Convenience is king in time-poor periods

Evolving consumer expectations have to be considered. Convenience is king - seamless, simple checkout processes are essential.

This applies to desktop and mobile alike. Conversion rates will suffer if consumers are forced to fill out box-after-box. Google Pay and Shop Pay can provide much-needed support in securing these conversions.

The World Cup isn’t the only activity retailers have to contend with. Christmas parties, pantomimes, Christmas markets – all will be vying for consumers’ attention. Free time will be in short supply meaning any festive-goers that would typically look for deals in brick-and-mortar stores will have to compromise and shop online.

Cover your audience

Retailers have their work cut-out catering to all of their audiences’ needs, not least because there are countless groups to contend with.

Frugalism is expected to be seen across the masses. WARC’s latest report on consumer trends indicates that 40% of consumers are predicted to be more price-conscious about clothes and shoes alone. More people will be trying to get their Christmas shopping done early, but retailers must remember to take into account the historic last-minute shoppers. Ad campaigns must be prepared to target both groups.

Cater for the social Gen Z shoppers

New payment solutions will also impact Black Friday deals. Predictions forecast that 78% of consumers will lean on buy-now-pay-later platforms to navigate the cost of living crisis and fund present purchases. This, however, doesn’t mean that everyone is planning to stay at home this winter.

Canvas8’s research indicates that almost 1-in-3 Gen Z consumers are not prepared to give up socialising – despite their economic struggles. Brands, with this knowledge in tow, have the chance to create extra value opportunities attractive to this demographic.

Keep your stocks – and your customer base – up

Identifying your most popular items – and stocking-up well in advance of Black Friday – will ensure conversion opportunities aren’t missed. If the worst happens, update your website to indicate a product is low-or-out of stock.

If you’re not already, it is vital to start selling across multiple platforms. This embraces the typical customer journey and allows potential customers to see an ad for a product, then let them see it again elsewhere which may result in a sale.

Retargeting campaigns can be a powerful asset moving forward. Opening a new line of dialogue and connecting with consumers that may have forgotten about your brand could improve revenue streams. Past customers are not only easier to reach, they also have increased purchase likelihood if their previous experience was a good one.

The clock is ticking…

Creating a Black Friday strategy that navigates all these challenges is complex, but not impossible. You don’t have to go it alone – digital partners are out there to help retailers with their Google Shopping this Black Friday.

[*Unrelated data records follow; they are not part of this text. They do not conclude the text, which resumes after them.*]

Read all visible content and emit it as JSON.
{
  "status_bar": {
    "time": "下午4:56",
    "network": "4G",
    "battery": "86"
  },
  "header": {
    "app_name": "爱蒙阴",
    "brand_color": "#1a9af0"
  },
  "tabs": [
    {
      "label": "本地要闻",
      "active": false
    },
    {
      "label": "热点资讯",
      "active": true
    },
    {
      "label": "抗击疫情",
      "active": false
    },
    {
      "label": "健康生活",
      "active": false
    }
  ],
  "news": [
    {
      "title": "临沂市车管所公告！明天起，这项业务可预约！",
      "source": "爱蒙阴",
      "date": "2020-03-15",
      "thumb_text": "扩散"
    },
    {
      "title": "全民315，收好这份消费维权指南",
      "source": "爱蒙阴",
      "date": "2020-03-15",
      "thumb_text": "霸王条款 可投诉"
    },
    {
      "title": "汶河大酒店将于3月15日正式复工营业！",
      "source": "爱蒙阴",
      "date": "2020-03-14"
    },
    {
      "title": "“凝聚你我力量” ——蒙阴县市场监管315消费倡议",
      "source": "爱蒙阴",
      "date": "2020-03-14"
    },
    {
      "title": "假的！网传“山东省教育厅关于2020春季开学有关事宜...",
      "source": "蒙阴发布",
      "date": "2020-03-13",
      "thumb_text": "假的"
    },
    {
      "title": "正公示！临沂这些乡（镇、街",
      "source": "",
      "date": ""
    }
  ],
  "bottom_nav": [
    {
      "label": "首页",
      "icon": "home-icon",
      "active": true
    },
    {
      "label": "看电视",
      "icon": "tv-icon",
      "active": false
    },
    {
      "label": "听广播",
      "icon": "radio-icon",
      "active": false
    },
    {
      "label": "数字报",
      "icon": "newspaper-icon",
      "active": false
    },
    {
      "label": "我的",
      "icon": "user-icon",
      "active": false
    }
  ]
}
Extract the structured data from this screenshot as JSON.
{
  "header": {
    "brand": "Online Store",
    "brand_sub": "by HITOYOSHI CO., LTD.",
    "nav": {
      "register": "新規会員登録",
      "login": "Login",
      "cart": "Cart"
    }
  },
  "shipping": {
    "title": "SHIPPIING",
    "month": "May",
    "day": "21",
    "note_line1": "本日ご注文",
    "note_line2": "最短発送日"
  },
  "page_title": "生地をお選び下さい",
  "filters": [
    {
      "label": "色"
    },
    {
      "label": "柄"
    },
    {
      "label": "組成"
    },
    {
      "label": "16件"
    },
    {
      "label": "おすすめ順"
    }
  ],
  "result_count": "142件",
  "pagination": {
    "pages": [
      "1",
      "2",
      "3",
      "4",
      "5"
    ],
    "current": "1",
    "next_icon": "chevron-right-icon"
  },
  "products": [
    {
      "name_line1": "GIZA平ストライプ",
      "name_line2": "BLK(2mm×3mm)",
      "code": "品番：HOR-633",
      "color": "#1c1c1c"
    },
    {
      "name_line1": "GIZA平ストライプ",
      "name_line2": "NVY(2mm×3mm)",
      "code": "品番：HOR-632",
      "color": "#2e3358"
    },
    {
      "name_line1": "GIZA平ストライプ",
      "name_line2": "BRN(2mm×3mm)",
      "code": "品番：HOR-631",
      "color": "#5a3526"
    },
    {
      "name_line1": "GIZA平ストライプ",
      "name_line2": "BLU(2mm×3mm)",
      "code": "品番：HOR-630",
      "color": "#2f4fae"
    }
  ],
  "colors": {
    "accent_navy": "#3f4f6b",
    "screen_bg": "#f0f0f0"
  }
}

Retailers have reached the crossroads. Getting organised and tuning into what your consumers are asking for now is the recipe for success. Optimising your website, delivering a smooth checkout process – these should be at the top of your list of things to do.

Follow this advice and it won’t be long before your conversion rate starts to climb.

Liam Patterson

CEO, Bidnamic